The officers used Tasers to force two college students out of their car in the middle of the 2020 protest, and body camera video from the violent encounter directly refuted claims made by the six officers, including allegations that the students brandished a gun and that they had put the car in reverse, forcing one officer to pull another out of the way.
Fulton County District Attorney Paul Howard called the incident "a vicious act" at the time.
But on Monday, Samir Patel, a temporary district attorney for the Atlanta Judicial Circuit, announced that the charges against the six officers would be dropped, saying their use of force was "a direct result" of the two students not complying with the officers' instructions.

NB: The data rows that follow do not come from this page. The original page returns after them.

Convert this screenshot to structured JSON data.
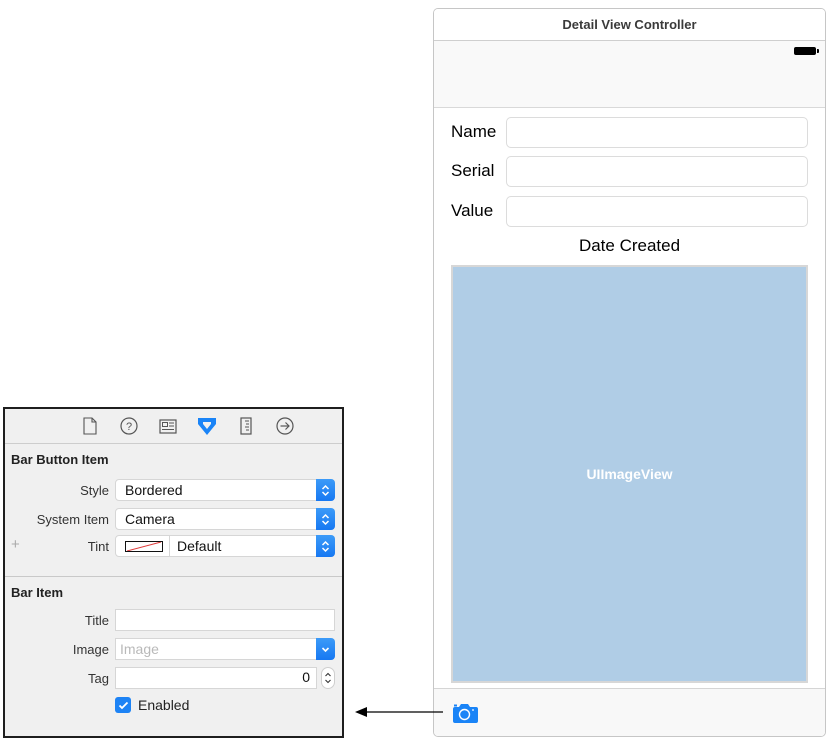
{
  "scene": {
    "title": "Detail View Controller",
    "fields": [
      {
        "label": "Name",
        "value": ""
      },
      {
        "label": "Serial",
        "value": ""
      },
      {
        "label": "Value",
        "value": ""
      }
    ],
    "date_label": "Date Created",
    "image_view_label": "UIImageView",
    "toolbar": {
      "item_icon": "camera-icon"
    }
  },
  "inspector": {
    "tabs": [
      {
        "icon": "file-icon"
      },
      {
        "icon": "help-icon"
      },
      {
        "icon": "identity-icon"
      },
      {
        "icon": "attributes-icon",
        "active": true
      },
      {
        "icon": "ruler-icon"
      },
      {
        "icon": "connections-icon"
      }
    ],
    "bar_button_item": {
      "title": "Bar Button Item",
      "style_label": "Style",
      "style_value": "Bordered",
      "system_item_label": "System Item",
      "system_item_value": "Camera",
      "tint_label": "Tint",
      "tint_value": "Default",
      "plus": "+"
    },
    "bar_item": {
      "title": "Bar Item",
      "title_label": "Title",
      "title_value": "",
      "image_label": "Image",
      "image_placeholder": "Image",
      "tag_label": "Tag",
      "tag_value": "0",
      "enabled_label": "Enabled",
      "enabled": true
    }
  },
  "colors": {
    "accent": "#1d83f5",
    "image_view_bg": "#b0cde6"
  }
}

In the statement, Patel notes the two students, Messiah Young and Taniyah Pilgrim, were in violation of a temporary curfew when they were approached by officers on May 30, 2020.

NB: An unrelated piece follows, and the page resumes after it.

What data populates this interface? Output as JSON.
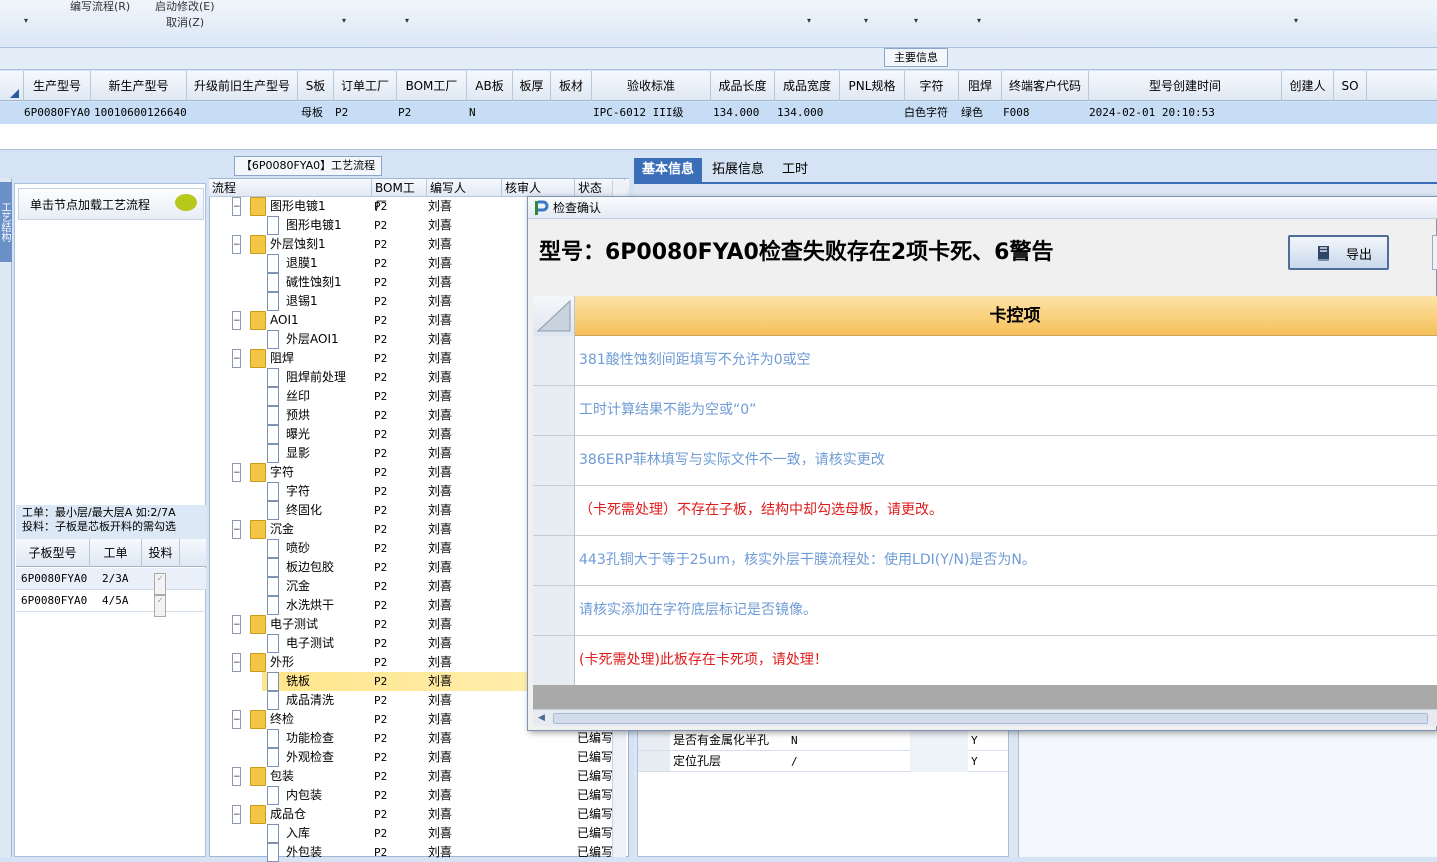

"The facts indicate that the officers' actions were taken in response to Mr. Young's and Ms. PIlgrim's active resistance to the officers' directives," the statement added. "It is also clear from the evidence that the use of the Taser, and indeed any force used by the officers, ended immediately once Mr. Young and Ms. Pilgrim were subdued."
Officials called the officers' actions "proportional to the force necessary to effectuate the arrests" and consistent with the Atlanta Police Department's policies.

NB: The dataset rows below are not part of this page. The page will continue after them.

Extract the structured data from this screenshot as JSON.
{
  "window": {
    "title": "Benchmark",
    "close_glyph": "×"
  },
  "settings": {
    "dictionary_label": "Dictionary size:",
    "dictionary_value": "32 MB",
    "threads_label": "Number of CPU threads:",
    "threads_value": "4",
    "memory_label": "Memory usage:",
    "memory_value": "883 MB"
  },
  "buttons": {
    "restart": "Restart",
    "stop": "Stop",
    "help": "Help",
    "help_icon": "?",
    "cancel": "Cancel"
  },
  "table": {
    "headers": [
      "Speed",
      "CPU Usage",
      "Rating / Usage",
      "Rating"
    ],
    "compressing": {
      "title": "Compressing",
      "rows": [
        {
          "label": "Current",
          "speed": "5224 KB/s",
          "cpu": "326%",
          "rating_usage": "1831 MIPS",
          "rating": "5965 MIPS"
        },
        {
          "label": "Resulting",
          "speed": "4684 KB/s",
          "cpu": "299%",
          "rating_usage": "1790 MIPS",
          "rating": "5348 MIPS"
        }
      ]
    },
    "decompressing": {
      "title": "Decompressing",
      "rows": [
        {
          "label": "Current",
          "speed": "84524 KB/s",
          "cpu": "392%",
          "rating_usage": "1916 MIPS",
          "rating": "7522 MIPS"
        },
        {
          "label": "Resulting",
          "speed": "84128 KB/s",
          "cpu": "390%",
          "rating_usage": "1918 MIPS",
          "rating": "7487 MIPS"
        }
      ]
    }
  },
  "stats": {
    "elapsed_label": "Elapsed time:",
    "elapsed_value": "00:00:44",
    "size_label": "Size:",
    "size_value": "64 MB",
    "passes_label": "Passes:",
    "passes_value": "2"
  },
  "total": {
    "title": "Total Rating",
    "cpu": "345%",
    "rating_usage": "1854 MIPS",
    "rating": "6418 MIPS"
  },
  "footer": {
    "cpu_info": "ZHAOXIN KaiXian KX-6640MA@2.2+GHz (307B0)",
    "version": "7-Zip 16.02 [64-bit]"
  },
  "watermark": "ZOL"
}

Attorneys representing Pilgrim and Young said the two students and their families were "incredibly disappointed and disheartened by the decision."
"The world witnessed the outrageous and unjustified level of violence perpetrated against these college students," attorneys L. Chris Stewart, Justin Miller, and Mawuli Davis said in a joint statement. "The fact that these students and their families had to wait in anguish and put their lives on hold for two years while this case was kicked around the legal system is equally outrageous."
The attorneys also said the decision to dismiss charges against the officers "erodes community confidence in the justice system."
Patel was assigned to take over the case by Georgia Attorney General Chris Carr last year after Howard, who filed the original charges, lost reelection in November 2020. His successor requested the case be reassigned to another office, claiming it was inappropriate for it to prosecute because Howard used videos from the case in campaign advertisements.
Videos of the encounter between the students and police caught national attention as protests broke out across the country in 2020 following Floyd's death. Demonstrators took to the streets protesting police violence, and videos of police using questionable force to subdue crowds during the same protests continued to fuel the national debate about police force against unarmed people of color.
In one video, an officer is seen opening the passenger door and telling Pilgrim to get out.
Pilgrim at first says no but is then heard telling the officer, "OK," and turning to Young, yelling, "Stop the car!"
"OK, OK, I'm getting out," she is heard saying, as an officer is seen deploying a Taser at her.
In the statement, Patel said the video that was distributed of the police encounter "was not an accurate portrayal of the entire encounter between Mr. Young, Ms. Pilgrim, and law enforcement."
Two of the officers involved in the incident, Ivory Streeter and Mark Gardner, had been initially fired, but their dismissals were overturned in February 2021 after the Atlanta Civil Service Board found that the city did not follow its own procedures, the Ledger-Enquirer reported.